*** Opening of Data section ***

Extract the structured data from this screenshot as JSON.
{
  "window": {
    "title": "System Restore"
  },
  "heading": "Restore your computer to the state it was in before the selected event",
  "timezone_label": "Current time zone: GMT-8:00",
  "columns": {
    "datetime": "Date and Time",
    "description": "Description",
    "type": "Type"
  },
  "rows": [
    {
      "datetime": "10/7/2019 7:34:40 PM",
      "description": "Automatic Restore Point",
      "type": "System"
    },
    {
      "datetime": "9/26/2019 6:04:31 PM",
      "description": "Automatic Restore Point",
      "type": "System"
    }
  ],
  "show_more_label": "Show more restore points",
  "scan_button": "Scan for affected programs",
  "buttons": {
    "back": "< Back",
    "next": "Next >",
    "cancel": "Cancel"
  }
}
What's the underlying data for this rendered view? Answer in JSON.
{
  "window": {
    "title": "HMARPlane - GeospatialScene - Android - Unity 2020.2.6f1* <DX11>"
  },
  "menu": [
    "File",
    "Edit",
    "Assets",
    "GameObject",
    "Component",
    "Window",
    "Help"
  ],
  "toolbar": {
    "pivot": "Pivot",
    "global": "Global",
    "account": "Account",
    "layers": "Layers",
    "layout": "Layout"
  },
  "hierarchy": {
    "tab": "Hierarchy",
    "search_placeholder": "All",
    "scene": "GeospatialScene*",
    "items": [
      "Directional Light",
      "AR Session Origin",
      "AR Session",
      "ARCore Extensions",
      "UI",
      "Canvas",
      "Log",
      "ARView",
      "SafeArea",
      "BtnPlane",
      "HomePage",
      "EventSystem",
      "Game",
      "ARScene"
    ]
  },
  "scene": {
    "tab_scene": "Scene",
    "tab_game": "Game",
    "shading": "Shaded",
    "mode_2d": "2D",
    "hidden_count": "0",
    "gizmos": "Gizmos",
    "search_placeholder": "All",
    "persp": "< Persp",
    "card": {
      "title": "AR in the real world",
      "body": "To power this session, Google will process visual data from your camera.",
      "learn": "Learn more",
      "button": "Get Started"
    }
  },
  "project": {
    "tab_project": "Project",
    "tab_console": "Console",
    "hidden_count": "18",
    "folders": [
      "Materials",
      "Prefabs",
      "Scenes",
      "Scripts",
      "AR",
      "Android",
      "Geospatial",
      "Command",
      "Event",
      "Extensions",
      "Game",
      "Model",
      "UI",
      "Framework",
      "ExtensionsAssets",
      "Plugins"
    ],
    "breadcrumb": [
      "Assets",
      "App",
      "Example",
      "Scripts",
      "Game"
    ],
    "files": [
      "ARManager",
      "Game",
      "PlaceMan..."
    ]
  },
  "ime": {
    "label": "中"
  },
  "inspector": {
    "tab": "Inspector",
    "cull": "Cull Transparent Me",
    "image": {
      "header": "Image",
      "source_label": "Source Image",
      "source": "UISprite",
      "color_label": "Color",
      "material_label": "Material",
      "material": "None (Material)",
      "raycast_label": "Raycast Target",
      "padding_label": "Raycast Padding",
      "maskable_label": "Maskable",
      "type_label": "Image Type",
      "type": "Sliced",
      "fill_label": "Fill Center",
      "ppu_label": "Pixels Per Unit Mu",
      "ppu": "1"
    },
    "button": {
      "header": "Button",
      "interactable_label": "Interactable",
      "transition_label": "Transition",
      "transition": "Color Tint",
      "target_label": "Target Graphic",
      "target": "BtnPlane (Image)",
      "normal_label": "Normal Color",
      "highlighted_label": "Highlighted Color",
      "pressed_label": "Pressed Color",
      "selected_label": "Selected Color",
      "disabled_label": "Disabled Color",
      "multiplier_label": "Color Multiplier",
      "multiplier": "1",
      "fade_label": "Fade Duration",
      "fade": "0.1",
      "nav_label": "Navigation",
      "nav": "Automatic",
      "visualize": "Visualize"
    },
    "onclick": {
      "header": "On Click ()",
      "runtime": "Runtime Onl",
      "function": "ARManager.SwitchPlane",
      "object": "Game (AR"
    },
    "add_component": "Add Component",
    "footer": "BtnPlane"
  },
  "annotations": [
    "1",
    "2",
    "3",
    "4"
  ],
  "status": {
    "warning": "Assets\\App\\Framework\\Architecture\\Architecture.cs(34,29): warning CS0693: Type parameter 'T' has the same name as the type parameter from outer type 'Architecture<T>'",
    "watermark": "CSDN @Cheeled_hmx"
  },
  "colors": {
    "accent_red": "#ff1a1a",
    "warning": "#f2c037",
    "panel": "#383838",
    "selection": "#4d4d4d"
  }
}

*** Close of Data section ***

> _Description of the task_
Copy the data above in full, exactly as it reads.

> _Output of the task_
Extract the structured data from this screenshot as JSON.
{
  "window": {
    "title": "System Restore"
  },
  "heading": "Restore your computer to the state it was in before the selected event",
  "timezone_label": "Current time zone: GMT-8:00",
  "columns": {
    "datetime": "Date and Time",
    "description": "Description",
    "type": "Type"
  },
  "rows": [
    {
      "datetime": "10/7/2019 7:34:40 PM",
      "description": "Automatic Restore Point",
      "type": "System"
    },
    {
      "datetime": "9/26/2019 6:04:31 PM",
      "description": "Automatic Restore Point",
      "type": "System"
    }
  ],
  "show_more_label": "Show more restore points",
  "scan_button": "Scan for affected programs",
  "buttons": {
    "back": "< Back",
    "next": "Next >",
    "cancel": "Cancel"
  }
}
What's the underlying data for this rendered view? Answer in JSON.
{
  "window": {
    "title": "HMARPlane - GeospatialScene - Android - Unity 2020.2.6f1* <DX11>"
  },
  "menu": [
    "File",
    "Edit",
    "Assets",
    "GameObject",
    "Component",
    "Window",
    "Help"
  ],
  "toolbar": {
    "pivot": "Pivot",
    "global": "Global",
    "account": "Account",
    "layers": "Layers",
    "layout": "Layout"
  },
  "hierarchy": {
    "tab": "Hierarchy",
    "search_placeholder": "All",
    "scene": "GeospatialScene*",
    "items": [
      "Directional Light",
      "AR Session Origin",
      "AR Session",
      "ARCore Extensions",
      "UI",
      "Canvas",
      "Log",
      "ARView",
      "SafeArea",
      "BtnPlane",
      "HomePage",
      "EventSystem",
      "Game",
      "ARScene"
    ]
  },
  "scene": {
    "tab_scene": "Scene",
    "tab_game": "Game",
    "shading": "Shaded",
    "mode_2d": "2D",
    "hidden_count": "0",
    "gizmos": "Gizmos",
    "search_placeholder": "All",
    "persp": "< Persp",
    "card": {
      "title": "AR in the real world",
      "body": "To power this session, Google will process visual data from your camera.",
      "learn": "Learn more",
      "button": "Get Started"
    }
  },
  "project": {
    "tab_project": "Project",
    "tab_console": "Console",
    "hidden_count": "18",
    "folders": [
      "Materials",
      "Prefabs",
      "Scenes",
      "Scripts",
      "AR",
      "Android",
      "Geospatial",
      "Command",
      "Event",
      "Extensions",
      "Game",
      "Model",
      "UI",
      "Framework",
      "ExtensionsAssets",
      "Plugins"
    ],
    "breadcrumb": [
      "Assets",
      "App",
      "Example",
      "Scripts",
      "Game"
    ],
    "files": [
      "ARManager",
      "Game",
      "PlaceMan..."
    ]
  },
  "ime": {
    "label": "中"
  },
  "inspector": {
    "tab": "Inspector",
    "cull": "Cull Transparent Me",
    "image": {
      "header": "Image",
      "source_label": "Source Image",
      "source": "UISprite",
      "color_label": "Color",
      "material_label": "Material",
      "material": "None (Material)",
      "raycast_label": "Raycast Target",
      "padding_label": "Raycast Padding",
      "maskable_label": "Maskable",
      "type_label": "Image Type",
      "type": "Sliced",
      "fill_label": "Fill Center",
      "ppu_label": "Pixels Per Unit Mu",
      "ppu": "1"
    },
    "button": {
      "header": "Button",
      "interactable_label": "Interactable",
      "transition_label": "Transition",
      "transition": "Color Tint",
      "target_label": "Target Graphic",
      "target": "BtnPlane (Image)",
      "normal_label": "Normal Color",
      "highlighted_label": "Highlighted Color",
      "pressed_label": "Pressed Color",
      "selected_label": "Selected Color",
      "disabled_label": "Disabled Color",
      "multiplier_label": "Color Multiplier",
      "multiplier": "1",
      "fade_label": "Fade Duration",
      "fade": "0.1",
      "nav_label": "Navigation",
      "nav": "Automatic",
      "visualize": "Visualize"
    },
    "onclick": {
      "header": "On Click ()",
      "runtime": "Runtime Onl",
      "function": "ARManager.SwitchPlane",
      "object": "Game (AR"
    },
    "add_component": "Add Component",
    "footer": "BtnPlane"
  },
  "annotations": [
    "1",
    "2",
    "3",
    "4"
  ],
  "status": {
    "warning": "Assets\\App\\Framework\\Architecture\\Architecture.cs(34,29): warning CS0693: Type parameter 'T' has the same name as the type parameter from outer type 'Architecture<T>'",
    "watermark": "CSDN @Cheeled_hmx"
  },
  "colors": {
    "accent_red": "#ff1a1a",
    "warning": "#f2c037",
    "panel": "#383838",
    "selection": "#4d4d4d"
  }
}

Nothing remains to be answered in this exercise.